* **GIVEN RECORDS**:
○ ○ ○

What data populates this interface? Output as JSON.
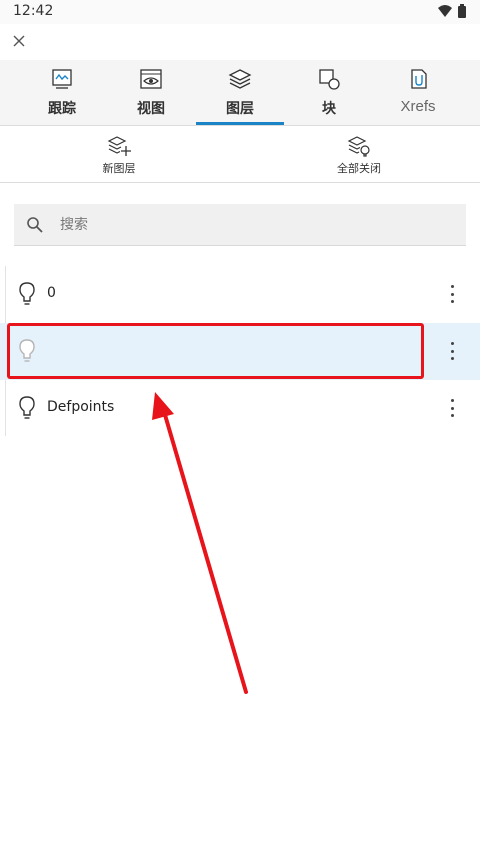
{
  "status_bar": {
    "time": "12:42"
  },
  "tabs": [
    {
      "id": "track",
      "label": "跟踪",
      "icon": "track-icon"
    },
    {
      "id": "view",
      "label": "视图",
      "icon": "eye-icon"
    },
    {
      "id": "layers",
      "label": "图层",
      "icon": "layers-icon",
      "active": true
    },
    {
      "id": "blocks",
      "label": "块",
      "icon": "block-icon"
    },
    {
      "id": "xrefs",
      "label": "Xrefs",
      "icon": "xref-icon"
    }
  ],
  "actions": {
    "new_layer": "新图层",
    "close_all": "全部关闭"
  },
  "search": {
    "placeholder": "搜索",
    "value": ""
  },
  "layers": [
    {
      "name": "0",
      "selected": false
    },
    {
      "name": "",
      "selected": true
    },
    {
      "name": "Defpoints",
      "selected": false
    }
  ],
  "colors": {
    "accent": "#1a84c6",
    "selected_row": "#e5f2fb",
    "annotation": "#e8141b"
  }
}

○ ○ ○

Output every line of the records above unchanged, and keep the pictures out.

What data populates this interface? Output as JSON.
{
  "status_bar": {
    "time": "12:42"
  },
  "tabs": [
    {
      "id": "track",
      "label": "跟踪",
      "icon": "track-icon"
    },
    {
      "id": "view",
      "label": "视图",
      "icon": "eye-icon"
    },
    {
      "id": "layers",
      "label": "图层",
      "icon": "layers-icon",
      "active": true
    },
    {
      "id": "blocks",
      "label": "块",
      "icon": "block-icon"
    },
    {
      "id": "xrefs",
      "label": "Xrefs",
      "icon": "xref-icon"
    }
  ],
  "actions": {
    "new_layer": "新图层",
    "close_all": "全部关闭"
  },
  "search": {
    "placeholder": "搜索",
    "value": ""
  },
  "layers": [
    {
      "name": "0",
      "selected": false
    },
    {
      "name": "",
      "selected": true
    },
    {
      "name": "Defpoints",
      "selected": false
    }
  ],
  "colors": {
    "accent": "#1a84c6",
    "selected_row": "#e5f2fb",
    "annotation": "#e8141b"
  }
}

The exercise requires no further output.